Referring to the alleged U.S. war crimes, the report said they "were not the abuses of a few isolated individuals. Rather, they appear to have been committed as part of approved interrogation techniques in an attempt to extract 'actionable intelligence' from detainees."
The report adds that, "The information available suggests that victims were deliberately subjected to physical and psychological violence, and that crimes were allegedly committed with particular cruelty and in a manner that debased the basic human dignity of the victims."
Before deciding to open a full-scale investigation, ICC prosecutors have to establish whether they have jurisdiction and whether the alleged crimes are being investigated and prosecuted in the countries involved. The ICC is a court of last resort that takes on cases only when other countries are unable or unwilling to prosecute.
The report noted that U.S. authorities have conducted dozens of investigations and court martial cases and says ICC prosecutors are seeking further clarifications on their scope before deciding whether any American cases would be admissible at the ICC.
After the Sept. 11, 2001, attacks, the administration of President George W. Bush allowed the use of waterboarding, which simulates drowning, and other so-called enhanced interrogation techniques against suspected terrorists. President Barack Obama banned such practices after taking office in 2009.
During the presidential campaign, Republican nominee Donald Trump suggested that as president he would push to change laws that prohibit waterboarding and other harsh interrogation techniques, arguing that banning them puts the U.S. at a strategic disadvantage against Islamic State militants.

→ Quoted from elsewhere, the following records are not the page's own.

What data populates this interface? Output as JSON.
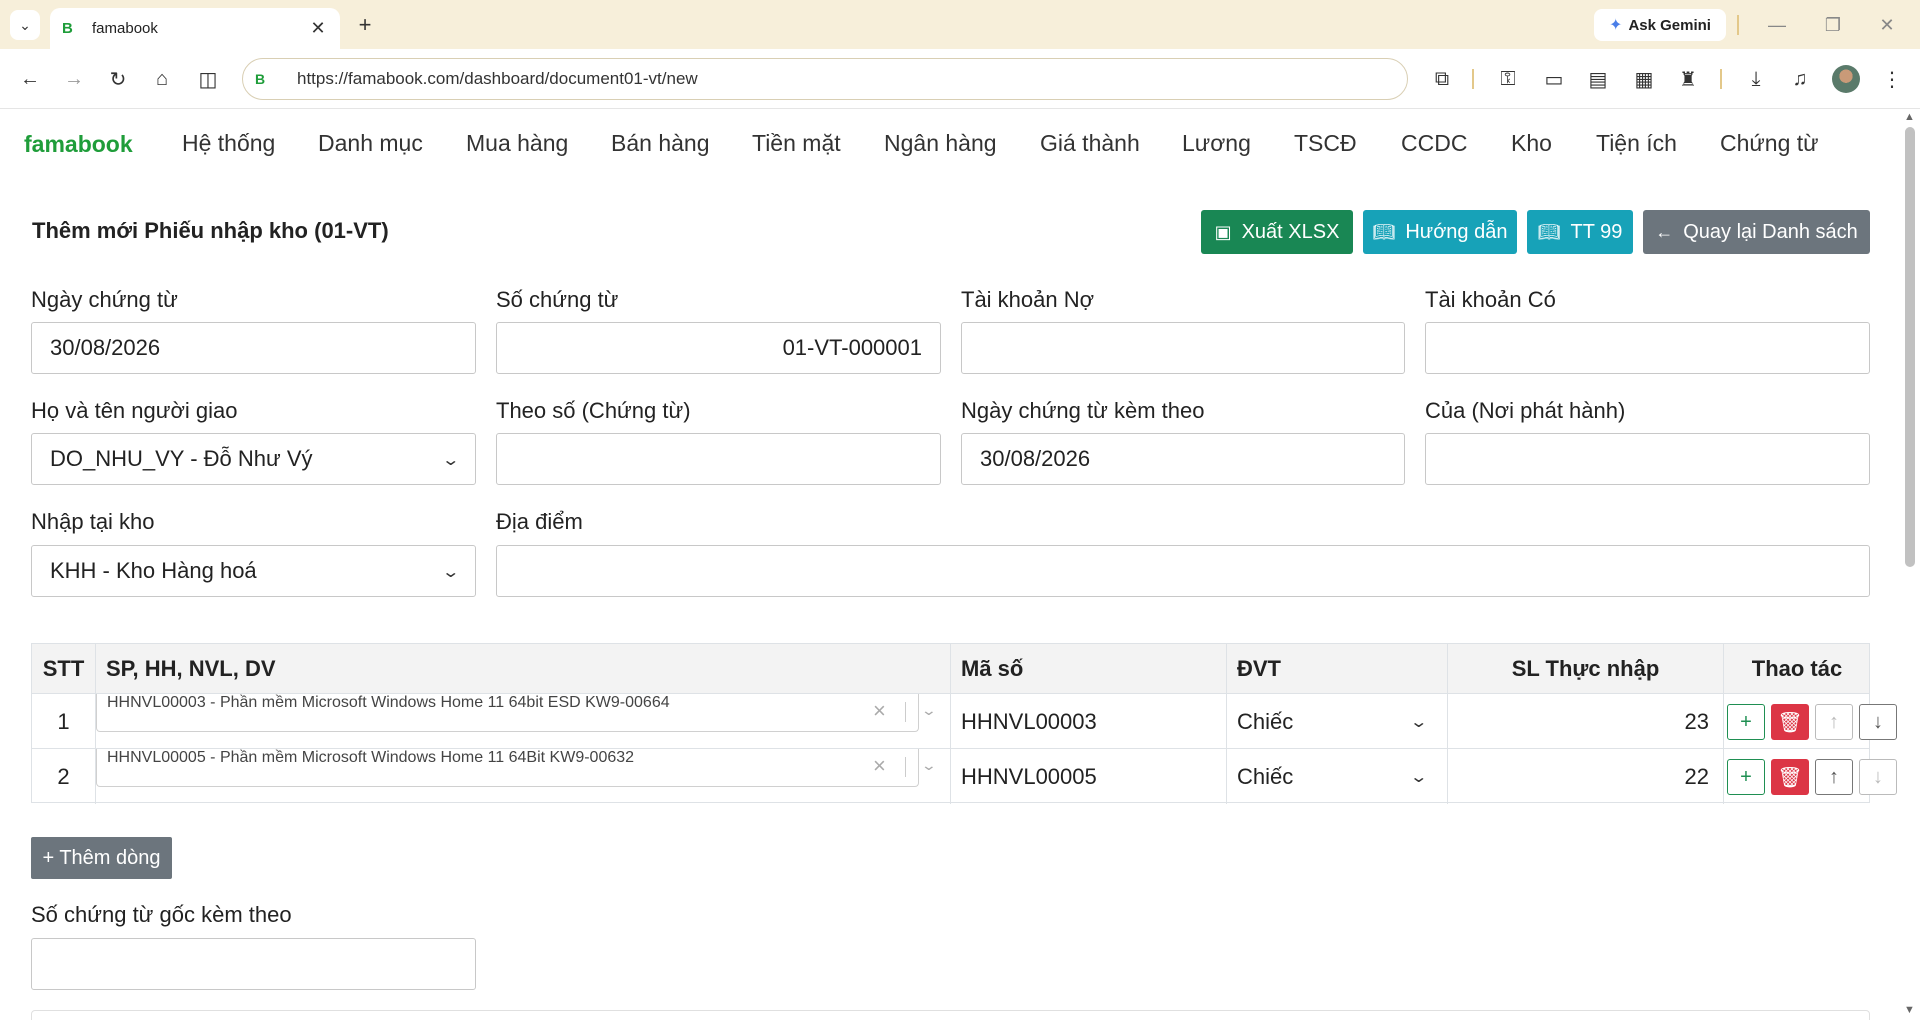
{
  "browser": {
    "tab_title": "famabook",
    "tab_favicon": "B",
    "url": "https://famabook.com/dashboard/document01-vt/new",
    "url_icon": "B",
    "gemini_label": "Ask Gemini",
    "icons": {
      "tab_menu": "chevron-down-icon",
      "back": "back-arrow-icon",
      "forward": "forward-arrow-icon",
      "reload": "reload-icon",
      "home": "home-icon",
      "split": "split-view-icon"
    }
  },
  "app": {
    "brand": "famabook",
    "nav": [
      "Hệ thống",
      "Danh mục",
      "Mua hàng",
      "Bán hàng",
      "Tiền mặt",
      "Ngân hàng",
      "Giá thành",
      "Lương",
      "TSCĐ",
      "CCDC",
      "Kho",
      "Tiện ích",
      "Chứng từ"
    ],
    "page_title": "Thêm mới Phiếu nhập kho (01-VT)",
    "actions": {
      "export": "Xuất XLSX",
      "guide": "Hướng dẫn",
      "tt99": "TT 99",
      "back": "Quay lại Danh sách"
    },
    "colors": {
      "brand": "#1f9d3a",
      "export": "#198754",
      "info": "#17a2b8",
      "secondary": "#6c757d",
      "danger": "#dc3545"
    },
    "form": {
      "ngay_chung_tu": {
        "label": "Ngày chứng từ",
        "value": "30/08/2026"
      },
      "so_chung_tu": {
        "label": "Số chứng từ",
        "value": "01-VT-000001"
      },
      "tk_no": {
        "label": "Tài khoản Nợ",
        "value": ""
      },
      "tk_co": {
        "label": "Tài khoản Có",
        "value": ""
      },
      "nguoi_giao": {
        "label": "Họ và tên người giao",
        "value": "DO_NHU_VY - Đỗ Như Vý"
      },
      "theo_so": {
        "label": "Theo số (Chứng từ)",
        "value": ""
      },
      "ngay_kem_theo": {
        "label": "Ngày chứng từ kèm theo",
        "value": "30/08/2026"
      },
      "cua": {
        "label": "Của (Nơi phát hành)",
        "value": ""
      },
      "kho": {
        "label": "Nhập tại kho",
        "value": "KHH - Kho Hàng hoá"
      },
      "dia_diem": {
        "label": "Địa điểm",
        "value": ""
      },
      "so_goc": {
        "label": "Số chứng từ gốc kèm theo",
        "value": ""
      }
    },
    "table": {
      "headers": [
        "STT",
        "SP, HH, NVL, DV",
        "Mã số",
        "ĐVT",
        "SL Thực nhập",
        "Thao tác"
      ],
      "rows": [
        {
          "stt": "1",
          "product": "HHNVL00003 - Phần mềm Microsoft Windows Home 11 64bit ESD KW9-00664",
          "code": "HHNVL00003",
          "unit": "Chiếc",
          "qty": "23"
        },
        {
          "stt": "2",
          "product": "HHNVL00005 - Phần mềm Microsoft Windows Home 11 64Bit KW9-00632",
          "code": "HHNVL00005",
          "unit": "Chiếc",
          "qty": "22"
        }
      ]
    },
    "add_row": "+ Thêm dòng"
  }
}
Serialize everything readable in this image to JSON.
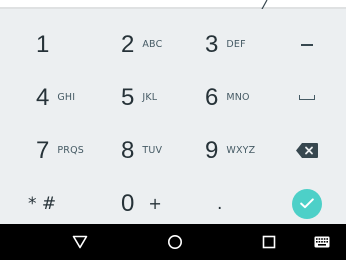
{
  "keypad": {
    "rows": [
      [
        {
          "num": "1",
          "sub": ""
        },
        {
          "num": "2",
          "sub": "ABC"
        },
        {
          "num": "3",
          "sub": "DEF"
        }
      ],
      [
        {
          "num": "4",
          "sub": "GHI"
        },
        {
          "num": "5",
          "sub": "JKL"
        },
        {
          "num": "6",
          "sub": "MNO"
        }
      ],
      [
        {
          "num": "7",
          "sub": "PRQS"
        },
        {
          "num": "8",
          "sub": "TUV"
        },
        {
          "num": "9",
          "sub": "WXYZ"
        }
      ]
    ],
    "bottom": {
      "star_hash": "* #",
      "zero": "0",
      "plus": "+",
      "period": "."
    },
    "side_keys": [
      "minus-key",
      "space-key",
      "backspace-key",
      "enter-key"
    ],
    "enter_color": "#4dd0c8",
    "background_color": "#eceff1"
  },
  "navbar": {
    "icons": [
      "back-icon",
      "home-icon",
      "recents-icon",
      "keyboard-icon"
    ],
    "background_color": "#000000"
  }
}
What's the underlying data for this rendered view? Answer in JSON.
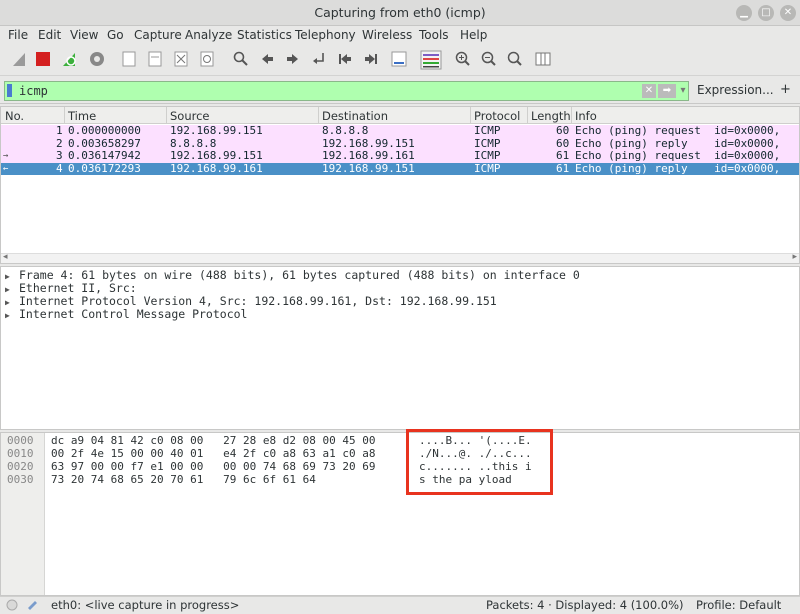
{
  "window": {
    "title": "Capturing from eth0 (icmp)"
  },
  "menu": [
    "File",
    "Edit",
    "View",
    "Go",
    "Capture",
    "Analyze",
    "Statistics",
    "Telephony",
    "Wireless",
    "Tools",
    "Help"
  ],
  "filter": {
    "value": "icmp",
    "expression_label": "Expression...",
    "plus_label": "+"
  },
  "packet_list": {
    "columns": [
      "No.",
      "Time",
      "Source",
      "Destination",
      "Protocol",
      "Length",
      "Info"
    ],
    "rows": [
      {
        "no": "1",
        "time": "0.000000000",
        "src": "192.168.99.151",
        "dst": "8.8.8.8",
        "proto": "ICMP",
        "len": "60",
        "info": "Echo (ping) request  id=0x0000,",
        "mark": ""
      },
      {
        "no": "2",
        "time": "0.003658297",
        "src": "8.8.8.8",
        "dst": "192.168.99.151",
        "proto": "ICMP",
        "len": "60",
        "info": "Echo (ping) reply    id=0x0000,",
        "mark": ""
      },
      {
        "no": "3",
        "time": "0.036147942",
        "src": "192.168.99.151",
        "dst": "192.168.99.161",
        "proto": "ICMP",
        "len": "61",
        "info": "Echo (ping) request  id=0x0000,",
        "mark": "→"
      },
      {
        "no": "4",
        "time": "0.036172293",
        "src": "192.168.99.161",
        "dst": "192.168.99.151",
        "proto": "ICMP",
        "len": "61",
        "info": "Echo (ping) reply    id=0x0000,",
        "mark": "←"
      }
    ]
  },
  "details": [
    "Frame 4: 61 bytes on wire (488 bits), 61 bytes captured (488 bits) on interface 0",
    "Ethernet II, Src:",
    "Internet Protocol Version 4, Src: 192.168.99.161, Dst: 192.168.99.151",
    "Internet Control Message Protocol"
  ],
  "bytes": [
    {
      "off": "0000",
      "hex": "dc a9 04 81 42 c0 08 00   27 28 e8 d2 08 00 45 00",
      "ascii": "....B... '(....E."
    },
    {
      "off": "0010",
      "hex": "00 2f 4e 15 00 00 40 01   e4 2f c0 a8 63 a1 c0 a8",
      "ascii": "./N...@. ./..c..."
    },
    {
      "off": "0020",
      "hex": "63 97 00 00 f7 e1 00 00   00 00 74 68 69 73 20 69",
      "ascii": "c....... ..this i"
    },
    {
      "off": "0030",
      "hex": "73 20 74 68 65 20 70 61   79 6c 6f 61 64",
      "ascii": "s the pa yload"
    }
  ],
  "status": {
    "interface": "eth0: <live capture in progress>",
    "packets": "Packets: 4 · Displayed: 4 (100.0%)",
    "profile": "Profile: Default"
  },
  "colors": {
    "selected": "#4a90c7",
    "icmp_row": "#fce0ff",
    "filter_ok": "#afffaf",
    "highlight": "#e8331f"
  }
}
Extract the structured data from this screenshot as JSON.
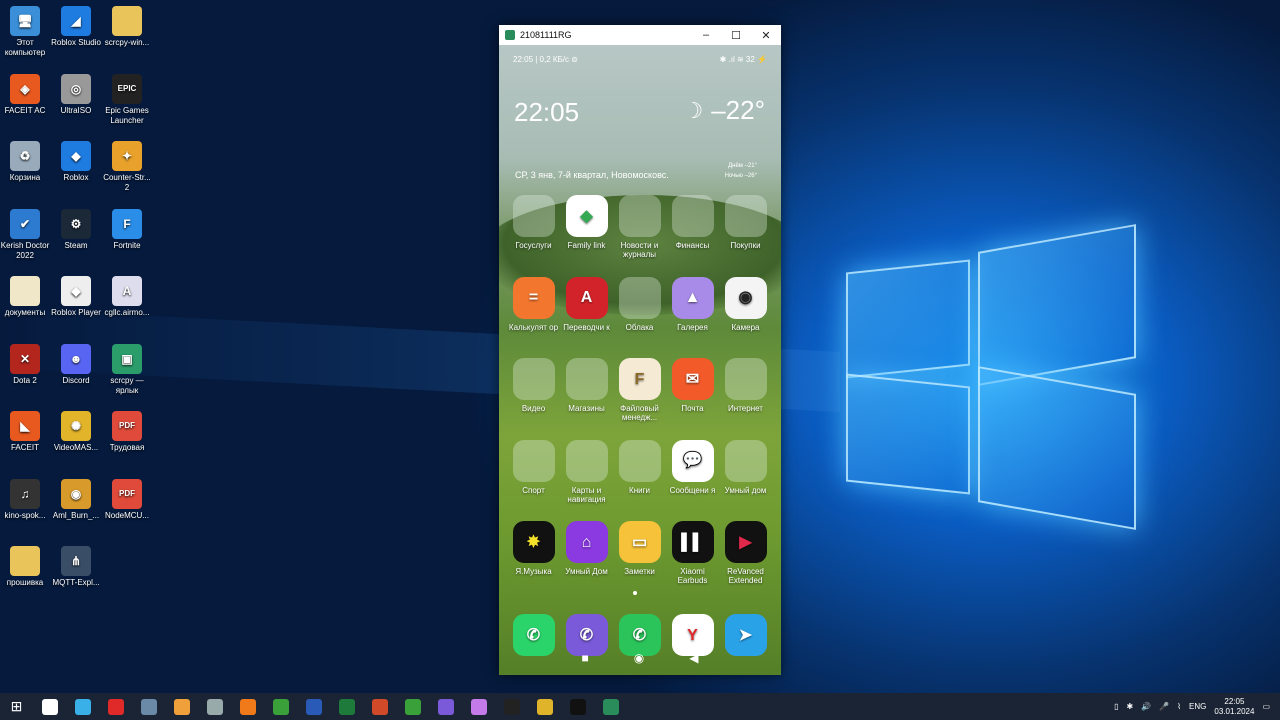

AP National Security Writer Robert Burns in Washington contributed to this report.